This is when people vote to decide who they think would be the best people to run a country. Back in ancient Greek and Roman times, people used elections to decide leaders – but not all countries have elections today.

European Parliament

This is a group of people elected to make laws for the countries in the European Union. The word ‘parliament’ comes from the French word ‘parler’, which means ‘to speak’.

European Union

These countries work together on things like trade between countries.

Good Friday Agreement/Belfast Agreement

This is why we have the Northern Ireland Assembly. The British and Irish Governments worked together with the politicians in Northern Ireland to come up with a deal that would work for everyone, ending ‘the Troubles’.


The government is the people who control or make decisions for a country.


These are rules that governments make to protect people and help things to run smoothly in a country or region.

Local Councillors

These are people who are elected to work on local councils. They make decisions about things like leisure centres and bin collections.

Member of Parliament (MP)

Northern Ireland elects 18 Members of Parliament to work in the House of Commons in London. This is because the Government in London also makes decisions about Northern Ireland and the rest of the United Kingdom.
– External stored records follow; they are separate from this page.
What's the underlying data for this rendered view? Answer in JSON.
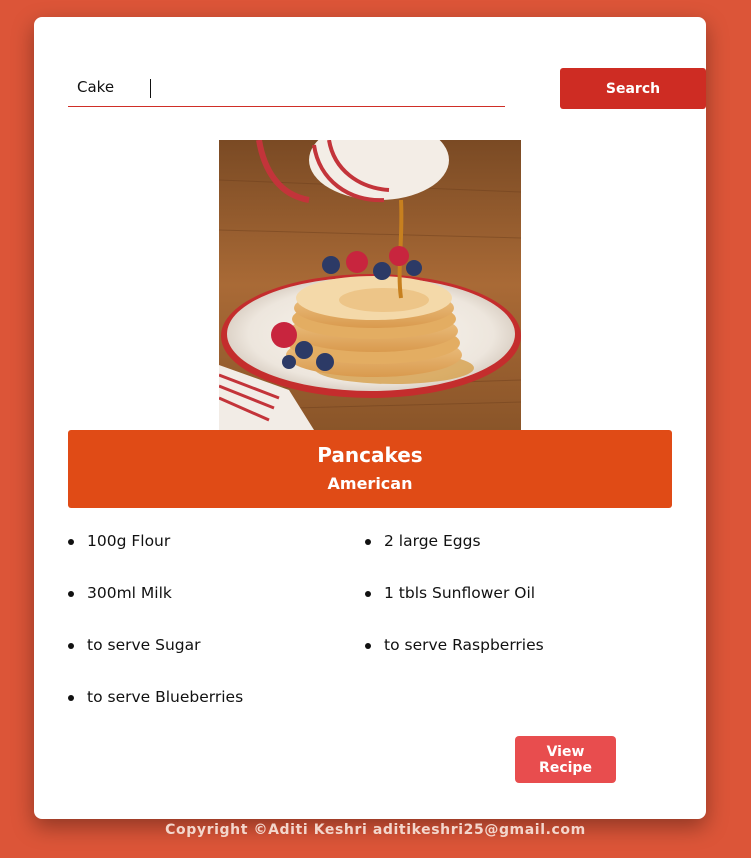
{
  "search": {
    "value": "Cake",
    "button_label": "Search"
  },
  "recipe": {
    "name": "Pancakes",
    "area": "American",
    "ingredients": [
      "100g Flour",
      "2 large Eggs",
      "300ml Milk",
      "1 tbls Sunflower Oil",
      "to serve Sugar",
      "to serve Raspberries",
      "to serve Blueberries"
    ],
    "view_button_label": "View Recipe"
  },
  "footer": {
    "text": "Copyright ©Aditi Keshri aditikeshri25@gmail.com"
  },
  "colors": {
    "background": "#dc5538",
    "search_button": "#ce2c23",
    "title_banner": "#e04b16",
    "view_button": "#e84d4e"
  }
}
It decides things like the currency we use and the amount of tax we pay.

Member of the Legislative Assembly (MLA)

There are 90 politicians elected from all over Northern Ireland to become Members of the Legislative Assembly (MLAs). Their job is to work for us and make laws and decisions that will mean Northern Ireland is a better place to live.


People who want Northern Ireland to join the Republic of Ireland

Northern Ireland Assembly

This is made up of 90 MLAs who make laws for Northern Ireland. Its home is Parliament Buildings at Stormont Estate in Belfast.

Parliament Buildings

This is where the Northern Ireland Assembly meets, on the Stormont Estate in Belfast.

Political Parties

These are groups of people who get together because they share the same ideas about how a country should be run. Parties try to get people elected as MLAs. They do this by choosing candidates to stand in Assembly elections.

Power Sharing

This is a type of government that can be used after there has been conflict like ‘the Troubles’. It means that the two sides share power and make decisions together about how to run a country.


People who are elected represent us. That means they listen to our views and try to make decisions and laws that will be good for our community.

Single Transferable Vote

This is the method we use to elect MLAs. Voters choose candidates by ranking them in order of preference. They put 1 beside their favourite, 2 beside their second favourite and so on. The votes are counted. The five candidates in each constituency who reach a target number of votes are elected.

The Troubles

The period of violence in Northern Ireland that began in the late 1960s and ended with the Belfast Agreement/Good Friday Agreement in 1998.

United Kingdom (UK)

The United Kingdom is made up of England, Wales, Scotland and Northern Ireland.


People who want Northern Ireland to remain part of the United Kingdom (UK)


To make a choice. For example, when you vote in the Northern Ireland Assembly elections, you choose the person you want to represent you at the Assembly from a number of candidates.